=== PROVIDED DATA ===

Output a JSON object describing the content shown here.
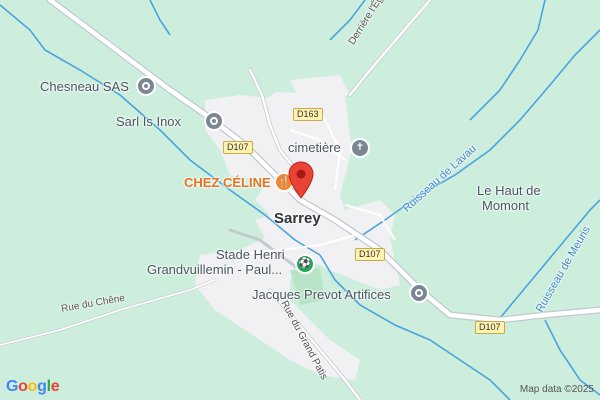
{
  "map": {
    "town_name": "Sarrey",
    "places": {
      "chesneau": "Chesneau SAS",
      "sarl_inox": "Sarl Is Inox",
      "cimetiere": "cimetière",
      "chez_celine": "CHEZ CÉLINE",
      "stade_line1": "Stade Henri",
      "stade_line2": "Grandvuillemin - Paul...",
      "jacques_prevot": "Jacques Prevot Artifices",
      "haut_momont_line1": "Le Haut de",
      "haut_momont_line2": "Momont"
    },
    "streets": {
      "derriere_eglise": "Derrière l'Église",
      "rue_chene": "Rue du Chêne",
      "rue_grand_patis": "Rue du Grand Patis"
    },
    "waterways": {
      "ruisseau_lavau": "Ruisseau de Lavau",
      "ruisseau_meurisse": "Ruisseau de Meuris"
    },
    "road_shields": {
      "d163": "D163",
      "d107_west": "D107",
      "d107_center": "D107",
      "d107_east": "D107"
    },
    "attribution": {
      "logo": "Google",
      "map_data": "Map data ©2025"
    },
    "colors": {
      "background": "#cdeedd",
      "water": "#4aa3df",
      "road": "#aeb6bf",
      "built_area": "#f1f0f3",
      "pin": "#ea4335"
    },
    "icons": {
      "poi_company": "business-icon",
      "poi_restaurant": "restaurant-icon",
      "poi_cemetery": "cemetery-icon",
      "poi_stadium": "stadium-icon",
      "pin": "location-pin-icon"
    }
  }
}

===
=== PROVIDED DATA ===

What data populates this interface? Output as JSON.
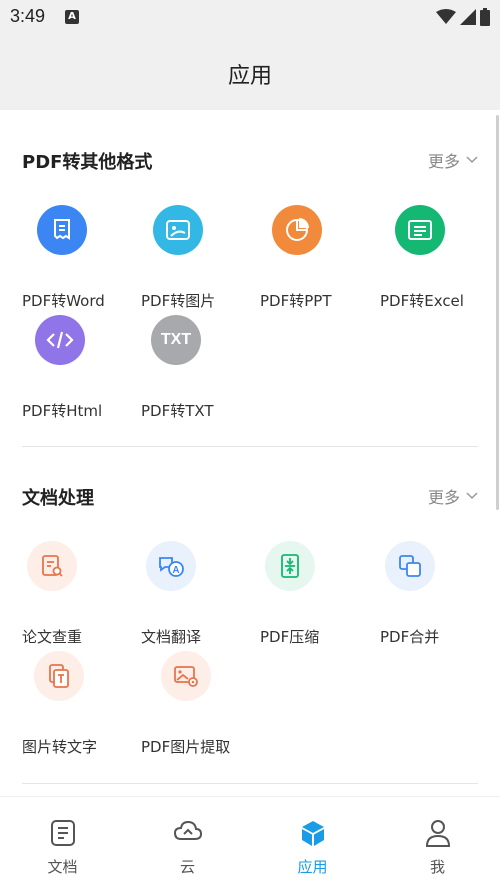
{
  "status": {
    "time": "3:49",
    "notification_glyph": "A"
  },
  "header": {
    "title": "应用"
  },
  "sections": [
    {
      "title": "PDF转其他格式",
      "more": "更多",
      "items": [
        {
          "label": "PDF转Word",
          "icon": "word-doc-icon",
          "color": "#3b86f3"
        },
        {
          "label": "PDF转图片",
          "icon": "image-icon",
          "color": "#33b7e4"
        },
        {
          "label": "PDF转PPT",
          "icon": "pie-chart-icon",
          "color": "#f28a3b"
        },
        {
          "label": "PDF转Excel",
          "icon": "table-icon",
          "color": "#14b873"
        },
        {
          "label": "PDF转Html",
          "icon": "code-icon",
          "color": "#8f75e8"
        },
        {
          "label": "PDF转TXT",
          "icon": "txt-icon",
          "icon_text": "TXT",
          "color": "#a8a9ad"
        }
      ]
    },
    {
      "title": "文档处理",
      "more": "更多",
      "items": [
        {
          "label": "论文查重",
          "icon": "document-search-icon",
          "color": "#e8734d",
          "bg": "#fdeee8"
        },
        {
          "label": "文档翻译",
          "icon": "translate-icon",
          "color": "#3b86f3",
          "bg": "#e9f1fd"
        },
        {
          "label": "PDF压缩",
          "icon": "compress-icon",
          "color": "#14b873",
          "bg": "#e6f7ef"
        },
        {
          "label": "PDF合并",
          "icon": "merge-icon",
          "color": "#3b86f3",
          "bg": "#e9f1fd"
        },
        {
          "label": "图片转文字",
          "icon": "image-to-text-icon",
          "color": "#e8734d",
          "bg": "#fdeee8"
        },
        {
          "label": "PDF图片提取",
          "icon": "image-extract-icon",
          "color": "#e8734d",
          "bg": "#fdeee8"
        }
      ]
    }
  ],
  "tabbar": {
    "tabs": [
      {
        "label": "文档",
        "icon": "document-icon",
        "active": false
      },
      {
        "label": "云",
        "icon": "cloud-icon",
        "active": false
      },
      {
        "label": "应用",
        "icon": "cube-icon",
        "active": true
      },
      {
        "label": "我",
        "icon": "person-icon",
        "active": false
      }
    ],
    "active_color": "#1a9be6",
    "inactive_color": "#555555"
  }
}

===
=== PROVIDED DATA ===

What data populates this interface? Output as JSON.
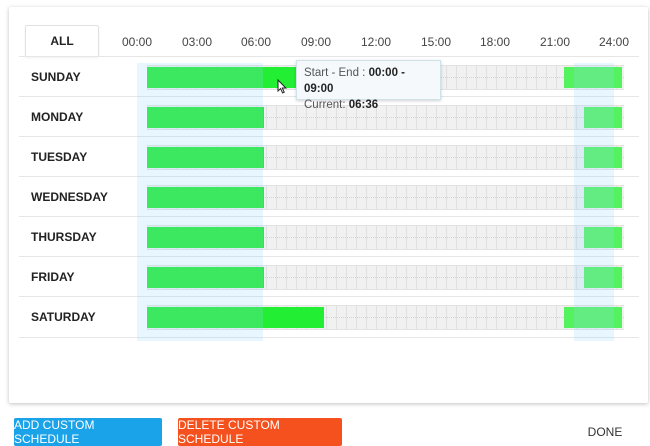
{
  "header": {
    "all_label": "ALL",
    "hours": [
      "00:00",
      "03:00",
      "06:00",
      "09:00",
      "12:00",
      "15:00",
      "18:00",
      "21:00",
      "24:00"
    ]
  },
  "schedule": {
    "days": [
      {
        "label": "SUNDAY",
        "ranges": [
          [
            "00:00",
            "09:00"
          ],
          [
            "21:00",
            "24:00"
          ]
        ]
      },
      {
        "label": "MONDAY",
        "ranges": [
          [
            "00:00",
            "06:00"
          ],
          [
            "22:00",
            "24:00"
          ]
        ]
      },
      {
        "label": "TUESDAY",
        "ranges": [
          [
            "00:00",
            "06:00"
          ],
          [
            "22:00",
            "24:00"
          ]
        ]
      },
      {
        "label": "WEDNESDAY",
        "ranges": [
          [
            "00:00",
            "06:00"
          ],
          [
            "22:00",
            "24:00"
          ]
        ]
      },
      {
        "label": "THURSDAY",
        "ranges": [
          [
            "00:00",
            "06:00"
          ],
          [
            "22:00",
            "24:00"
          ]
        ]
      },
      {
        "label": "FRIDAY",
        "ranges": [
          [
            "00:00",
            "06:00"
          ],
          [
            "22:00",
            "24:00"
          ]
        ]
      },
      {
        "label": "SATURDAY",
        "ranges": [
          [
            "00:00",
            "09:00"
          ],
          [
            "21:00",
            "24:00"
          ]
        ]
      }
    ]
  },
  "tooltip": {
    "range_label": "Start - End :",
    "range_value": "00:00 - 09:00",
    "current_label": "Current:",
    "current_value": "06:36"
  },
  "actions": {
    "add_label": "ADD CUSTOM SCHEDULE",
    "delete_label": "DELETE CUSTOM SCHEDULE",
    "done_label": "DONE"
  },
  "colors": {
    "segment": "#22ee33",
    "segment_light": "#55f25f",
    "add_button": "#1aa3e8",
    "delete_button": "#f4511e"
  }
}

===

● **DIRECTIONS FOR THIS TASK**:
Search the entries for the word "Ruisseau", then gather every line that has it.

● **ANSWER AREA**:
      "ruisseau_lavau": "Ruisseau de Lavau",
      "ruisseau_meurisse": "Ruisseau de Meuris"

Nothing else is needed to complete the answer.